In Bourgeois Utopias, a cultural history of suburbia in America, Robert Fishman states the fundamental paradox about the suburbs: “[H]ow can a form based on the principle of exclusion include every-one?” The promise of the American suburb was that every middle-class family would be able to own a home with a yard, but this egalitarian ideal was illusory because what made the suburbs appealing was precisely what it excluded, namely everything having to do with the city—its congestion, political corruption, and most importantly, its racial diversity. And so, as suburbia was mass-produced and made avail-able with cheap low-interest loans to white middle-class families, racial minorities were rigidly excluded.

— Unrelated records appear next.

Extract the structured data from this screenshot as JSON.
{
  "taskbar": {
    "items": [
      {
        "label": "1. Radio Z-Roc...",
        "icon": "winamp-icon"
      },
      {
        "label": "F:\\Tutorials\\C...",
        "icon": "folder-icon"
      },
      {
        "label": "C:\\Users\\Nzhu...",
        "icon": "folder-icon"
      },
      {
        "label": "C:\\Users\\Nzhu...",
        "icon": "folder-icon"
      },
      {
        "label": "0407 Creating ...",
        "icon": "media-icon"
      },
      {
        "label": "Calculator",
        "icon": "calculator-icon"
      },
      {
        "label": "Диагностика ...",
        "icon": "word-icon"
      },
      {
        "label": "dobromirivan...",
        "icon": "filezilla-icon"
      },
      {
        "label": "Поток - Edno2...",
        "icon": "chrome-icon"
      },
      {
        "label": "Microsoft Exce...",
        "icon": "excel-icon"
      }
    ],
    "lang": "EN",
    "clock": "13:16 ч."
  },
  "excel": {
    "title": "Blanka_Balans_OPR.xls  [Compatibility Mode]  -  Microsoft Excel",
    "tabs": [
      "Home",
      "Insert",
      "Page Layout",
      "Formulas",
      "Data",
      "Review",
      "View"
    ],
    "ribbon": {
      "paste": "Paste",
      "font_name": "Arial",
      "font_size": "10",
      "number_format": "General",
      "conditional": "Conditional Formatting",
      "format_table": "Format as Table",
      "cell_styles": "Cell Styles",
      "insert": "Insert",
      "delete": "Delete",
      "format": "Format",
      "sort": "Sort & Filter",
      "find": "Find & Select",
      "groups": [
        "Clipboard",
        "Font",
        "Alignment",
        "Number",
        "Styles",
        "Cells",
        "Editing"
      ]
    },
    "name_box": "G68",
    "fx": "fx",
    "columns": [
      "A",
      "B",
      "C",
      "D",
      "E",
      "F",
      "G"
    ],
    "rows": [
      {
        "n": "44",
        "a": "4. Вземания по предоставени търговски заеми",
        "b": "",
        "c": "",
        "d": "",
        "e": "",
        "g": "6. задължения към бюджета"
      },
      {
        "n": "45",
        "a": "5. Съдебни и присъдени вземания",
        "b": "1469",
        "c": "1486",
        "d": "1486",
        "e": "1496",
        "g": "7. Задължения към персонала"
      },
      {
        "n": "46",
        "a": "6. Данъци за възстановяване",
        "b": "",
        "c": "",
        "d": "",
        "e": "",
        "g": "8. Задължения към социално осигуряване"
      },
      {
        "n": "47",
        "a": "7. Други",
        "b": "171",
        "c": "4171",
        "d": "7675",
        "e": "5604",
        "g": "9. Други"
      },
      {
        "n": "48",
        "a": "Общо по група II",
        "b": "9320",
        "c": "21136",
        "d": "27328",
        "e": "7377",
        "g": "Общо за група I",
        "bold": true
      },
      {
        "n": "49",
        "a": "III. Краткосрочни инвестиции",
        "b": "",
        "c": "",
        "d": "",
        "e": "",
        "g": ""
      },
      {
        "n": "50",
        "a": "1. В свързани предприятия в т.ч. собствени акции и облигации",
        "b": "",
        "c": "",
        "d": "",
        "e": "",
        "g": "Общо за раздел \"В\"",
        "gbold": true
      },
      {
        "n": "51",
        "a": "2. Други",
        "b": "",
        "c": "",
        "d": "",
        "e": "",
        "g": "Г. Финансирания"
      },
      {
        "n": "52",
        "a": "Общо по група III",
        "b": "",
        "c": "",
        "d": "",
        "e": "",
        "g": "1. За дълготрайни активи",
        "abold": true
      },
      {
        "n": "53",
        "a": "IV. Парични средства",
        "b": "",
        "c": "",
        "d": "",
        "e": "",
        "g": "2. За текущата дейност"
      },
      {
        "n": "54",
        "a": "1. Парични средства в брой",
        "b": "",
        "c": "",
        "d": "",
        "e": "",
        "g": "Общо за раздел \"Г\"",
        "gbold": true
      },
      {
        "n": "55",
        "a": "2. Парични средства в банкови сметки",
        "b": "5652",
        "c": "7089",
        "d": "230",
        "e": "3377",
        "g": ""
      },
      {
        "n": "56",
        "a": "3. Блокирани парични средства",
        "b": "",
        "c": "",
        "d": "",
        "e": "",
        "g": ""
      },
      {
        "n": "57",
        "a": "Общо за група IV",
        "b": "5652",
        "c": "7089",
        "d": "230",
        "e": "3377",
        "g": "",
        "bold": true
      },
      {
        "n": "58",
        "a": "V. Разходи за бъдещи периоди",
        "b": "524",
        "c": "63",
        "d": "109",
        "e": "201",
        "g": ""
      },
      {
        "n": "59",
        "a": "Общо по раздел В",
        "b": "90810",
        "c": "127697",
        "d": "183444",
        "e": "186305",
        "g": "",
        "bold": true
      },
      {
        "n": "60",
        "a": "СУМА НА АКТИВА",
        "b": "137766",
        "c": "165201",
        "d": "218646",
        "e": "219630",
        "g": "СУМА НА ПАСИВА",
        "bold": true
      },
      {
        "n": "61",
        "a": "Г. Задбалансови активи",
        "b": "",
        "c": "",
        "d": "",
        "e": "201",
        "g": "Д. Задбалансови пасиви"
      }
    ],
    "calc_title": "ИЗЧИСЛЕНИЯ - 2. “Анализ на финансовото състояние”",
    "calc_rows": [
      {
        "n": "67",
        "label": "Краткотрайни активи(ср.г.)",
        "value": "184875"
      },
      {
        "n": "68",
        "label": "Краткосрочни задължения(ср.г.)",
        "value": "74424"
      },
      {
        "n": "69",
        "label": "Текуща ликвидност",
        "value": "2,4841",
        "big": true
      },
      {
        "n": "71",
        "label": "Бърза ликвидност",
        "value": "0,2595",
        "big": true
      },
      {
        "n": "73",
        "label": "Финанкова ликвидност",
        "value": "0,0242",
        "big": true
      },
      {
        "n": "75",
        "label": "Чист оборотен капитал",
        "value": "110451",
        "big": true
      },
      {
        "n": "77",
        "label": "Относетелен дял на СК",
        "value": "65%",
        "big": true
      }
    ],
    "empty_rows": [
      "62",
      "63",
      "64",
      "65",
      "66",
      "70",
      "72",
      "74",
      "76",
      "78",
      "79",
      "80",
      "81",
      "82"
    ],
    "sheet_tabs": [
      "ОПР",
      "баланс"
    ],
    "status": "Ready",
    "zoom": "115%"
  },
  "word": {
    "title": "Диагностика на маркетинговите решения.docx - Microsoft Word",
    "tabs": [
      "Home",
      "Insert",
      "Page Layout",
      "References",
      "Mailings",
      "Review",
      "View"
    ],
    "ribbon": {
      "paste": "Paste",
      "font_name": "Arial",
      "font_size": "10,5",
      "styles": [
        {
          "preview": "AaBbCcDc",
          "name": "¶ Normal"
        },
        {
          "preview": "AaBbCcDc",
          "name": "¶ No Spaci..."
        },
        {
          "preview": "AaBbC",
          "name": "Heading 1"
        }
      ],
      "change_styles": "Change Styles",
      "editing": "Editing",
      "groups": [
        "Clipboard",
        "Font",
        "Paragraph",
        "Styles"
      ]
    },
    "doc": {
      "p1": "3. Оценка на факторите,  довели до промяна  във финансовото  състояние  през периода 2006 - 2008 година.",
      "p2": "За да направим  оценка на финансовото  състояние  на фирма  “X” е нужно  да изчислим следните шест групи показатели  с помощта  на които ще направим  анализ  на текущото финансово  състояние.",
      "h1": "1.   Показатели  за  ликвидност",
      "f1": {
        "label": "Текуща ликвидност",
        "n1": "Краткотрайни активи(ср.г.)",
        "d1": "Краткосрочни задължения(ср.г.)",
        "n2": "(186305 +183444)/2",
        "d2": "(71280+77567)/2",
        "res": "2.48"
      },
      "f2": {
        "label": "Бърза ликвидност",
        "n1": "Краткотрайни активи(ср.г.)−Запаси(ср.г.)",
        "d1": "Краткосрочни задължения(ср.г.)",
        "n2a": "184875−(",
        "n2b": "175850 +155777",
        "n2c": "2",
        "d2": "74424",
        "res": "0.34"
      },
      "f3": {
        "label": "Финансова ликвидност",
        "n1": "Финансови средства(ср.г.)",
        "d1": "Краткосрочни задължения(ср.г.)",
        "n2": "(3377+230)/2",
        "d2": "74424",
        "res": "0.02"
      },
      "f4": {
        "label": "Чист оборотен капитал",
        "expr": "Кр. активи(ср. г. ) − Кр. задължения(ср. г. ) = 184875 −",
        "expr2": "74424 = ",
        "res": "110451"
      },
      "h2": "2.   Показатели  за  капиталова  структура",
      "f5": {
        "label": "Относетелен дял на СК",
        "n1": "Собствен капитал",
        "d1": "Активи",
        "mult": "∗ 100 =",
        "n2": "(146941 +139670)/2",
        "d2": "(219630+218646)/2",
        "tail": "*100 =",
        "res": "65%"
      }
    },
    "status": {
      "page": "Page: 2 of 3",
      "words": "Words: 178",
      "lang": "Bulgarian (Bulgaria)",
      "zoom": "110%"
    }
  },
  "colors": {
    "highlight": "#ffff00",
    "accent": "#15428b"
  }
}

Although several waves of demographic change have reshaped the suburbs over the generations, this paradox remains evident today. Suburbs are becoming more dense and more diverse as many minorities have migrated from “inner cities” toward first-ring suburbs, and immigrants have found welcoming enclaves in the suburbs. But while suburbs have grown more diverse, they have also grown more segregated. High opportunity suburbs with plentiful jobs and good schools mandate low-density sprawl through zoning regulations, like mini-mum lot size and floor area requirements, parking mandates, and set-backs, that have the cumulative effect of making housing scarce and expensive. Only the very affluent or those lucky enough to have purchased a home years ago are welcome in these places. Racial minorities who, thanks to the earlier generation of suburban exclusion, have not had the opportunity to build the inter-generational wealth that is often a prerequisite to purchasing a home in the suburbs still find themselves locked out of the most desirable communities. The infra-structure of suburban communities, such as roads, sewers, and schools, are designed, perhaps deliberately, to completely collapse if the number of users increases by even a small amount, so these communities fiercely oppose any efforts to densify and permit more housing. Even modest attempts at densification are treated as calls to destroy suburban neighborhoods. But because our society has made a decision, undoubtedly questionable in retrospect, to treat suburban homeownership as the central tool for wealth building in this country, we cannot hope to meet our national aspirations for equality without opening up our suburbs to more housing. And so the question re-mains—how can a form based on the principle of exclusion include everyone?
Kenneth A. Stahl,
Equality and Closure: The Paradox of Local Citizenship,
Tex. A&M J. Prop. L.
Available at: https://doi.org/10.37419/JPL.V8.I1.3